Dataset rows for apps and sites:
────────────────

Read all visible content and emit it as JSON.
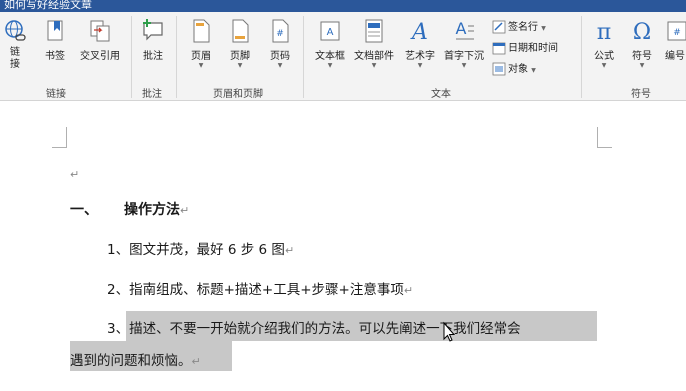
{
  "window": {
    "title": "如何写好经验文章"
  },
  "ribbon": {
    "link_group": {
      "link_label": "链\n接",
      "bookmark_label": "书签",
      "crossref_label": "交叉引用",
      "group_label": "链接"
    },
    "comment_group": {
      "comment_label": "批注",
      "group_label": "批注"
    },
    "header_footer_group": {
      "header_label": "页眉",
      "footer_label": "页脚",
      "page_number_label": "页码",
      "group_label": "页眉和页脚"
    },
    "text_group": {
      "textbox_label": "文本框",
      "docparts_label": "文档部件",
      "wordart_label": "艺术字",
      "dropcap_label": "首字下沉",
      "signature_label": "签名行",
      "datetime_label": "日期和时间",
      "object_label": "对象",
      "group_label": "文本"
    },
    "symbols_group": {
      "equation_label": "公式",
      "symbol_label": "符号",
      "number_label": "编号",
      "group_label": "符号"
    }
  },
  "document": {
    "heading_number": "一、",
    "heading_text": "操作方法",
    "items": [
      "1、图文并茂，最好 6 步 6 图",
      "2、指南组成、标题+描述+工具+步骤+注意事项",
      "3、描述、不要一开始就介绍我们的方法。可以先阐述一下我们经常会"
    ],
    "continuation": "遇到的问题和烦恼。",
    "paragraph_mark": "↵"
  },
  "colors": {
    "titlebar": "#2b579a",
    "ribbon": "#f3f3f3",
    "selection": "#c8c8c8",
    "icon_blue": "#2e6dbd"
  }
}
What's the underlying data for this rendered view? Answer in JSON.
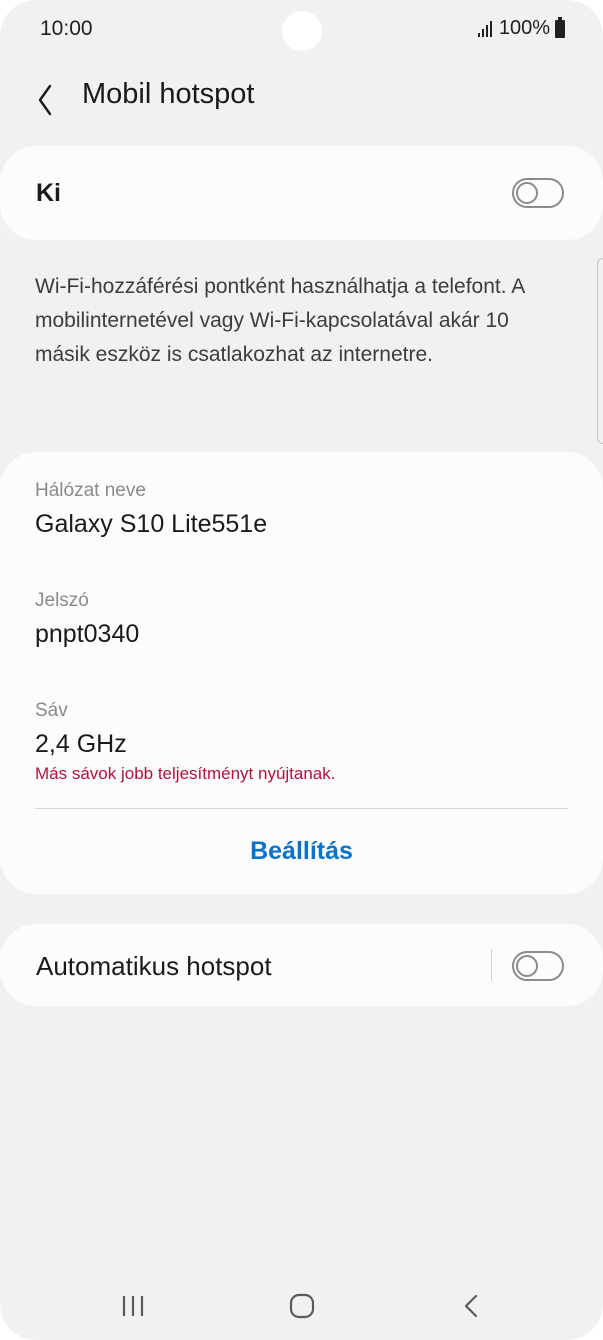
{
  "status_bar": {
    "time": "10:00",
    "battery": "100%"
  },
  "header": {
    "title": "Mobil hotspot",
    "back_icon": "chevron-left-icon"
  },
  "main_toggle": {
    "label": "Ki",
    "state": "off"
  },
  "description": "Wi-Fi-hozzáférési pontként használhatja a telefont. A mobilinternetével vagy Wi-Fi-kapcsolatával akár 10 másik eszköz is csatlakozhat az internetre.",
  "details": {
    "network_name_label": "Hálózat neve",
    "network_name_value": "Galaxy S10 Lite551e",
    "password_label": "Jelszó",
    "password_value": "pnpt0340",
    "band_label": "Sáv",
    "band_value": "2,4 GHz",
    "band_warning": "Más sávok jobb teljesítményt nyújtanak.",
    "settings_button": "Beállítás"
  },
  "auto_hotspot": {
    "label": "Automatikus hotspot",
    "state": "off"
  },
  "nav_bar": {
    "recents_icon": "recents-icon",
    "home_icon": "home-icon",
    "back_icon": "back-icon"
  },
  "colors": {
    "background": "#f1f1f1",
    "card": "#fcfcfc",
    "accent": "#0a72c8",
    "warning": "#b3123b"
  }
}
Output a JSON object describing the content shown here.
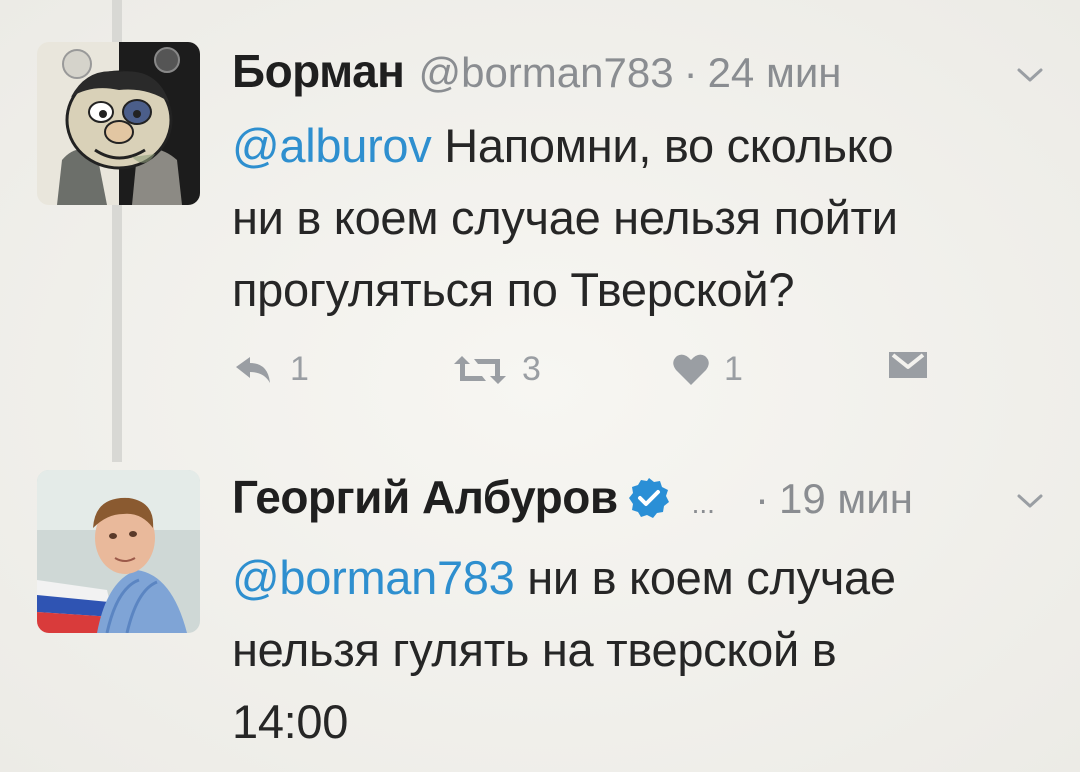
{
  "tweet1": {
    "name": "Борман",
    "handle": "@borman783",
    "separator": "·",
    "time": "24 мин",
    "mention": "@alburov",
    "text_line1": " Напомни, во сколько",
    "text_line2": "ни в коем случае нельзя пойти",
    "text_line3": "прогуляться по Тверской?",
    "replies": "1",
    "retweets": "3",
    "likes": "1"
  },
  "tweet2": {
    "name": "Георгий Албуров",
    "more": "...",
    "separator": "·",
    "time": "19 мин",
    "mention": "@borman783",
    "text_line1": " ни в коем случае",
    "text_line2": "нельзя гулять на тверской в",
    "text_line3": "14:00"
  },
  "colors": {
    "accent": "#2e8fcf",
    "verified": "#2a8fd6",
    "muted": "#8a8d91",
    "thread_line": "#d8d8d4"
  },
  "icons": {
    "reply": "reply-icon",
    "retweet": "retweet-icon",
    "like": "heart-icon",
    "dm": "envelope-icon",
    "menu": "chevron-down-icon",
    "verified": "verified-badge-icon"
  }
}
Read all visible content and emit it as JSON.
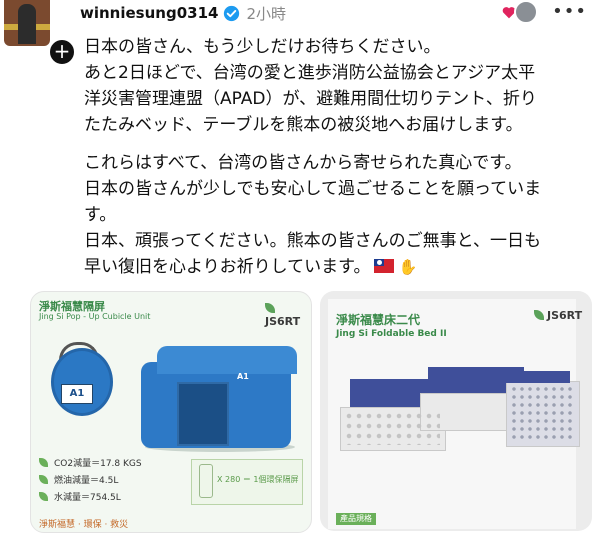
{
  "post": {
    "username": "winniesung0314",
    "time_ago": "2小時",
    "more": "•••",
    "paragraphs": [
      [
        "日本の皆さん、もう少しだけお待ちください。",
        "あと2日ほどで、台湾の愛と進歩消防公益協会とアジア太平",
        "洋災害管理連盟（APAD）が、避難用間仕切りテント、折り",
        "たたみベッド、テーブルを熊本の被災地へお届けします。"
      ],
      [
        "これらはすべて、台湾の皆さんから寄せられた真心です。",
        "日本の皆さんが少しでも安心して過ごせることを願っていま",
        "す。",
        "日本、頑張ってください。熊本の皆さんのご無事と、一日も",
        "早い復旧を心よりお祈りしています。"
      ]
    ]
  },
  "card1": {
    "title": "淨斯福慧隔屏",
    "subtitle": "Jing Si Pop - Up Cubicle Unit",
    "logo": "JS6RT",
    "bag_label": "A1",
    "tent_label": "A1",
    "stats": [
      "CO2減量＝17.8 KGS",
      "燃油減量＝4.5L",
      "水減量＝754.5L"
    ],
    "equation": "X 280 ＝ 1個環保隔屏",
    "bottom": "淨斯福慧 · 環保 · 救災"
  },
  "card2": {
    "title": "淨斯福慧床二代",
    "subtitle": "Jing Si  Foldable Bed II",
    "logo": "JS6RT",
    "tag": "產品規格"
  },
  "colors": {
    "accent": "#3a8a4a",
    "verified": "#1d9bf0",
    "tent": "#2d79c6",
    "bed": "#3f4f9a"
  }
}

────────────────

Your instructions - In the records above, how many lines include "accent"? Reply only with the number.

Answer to this task - 3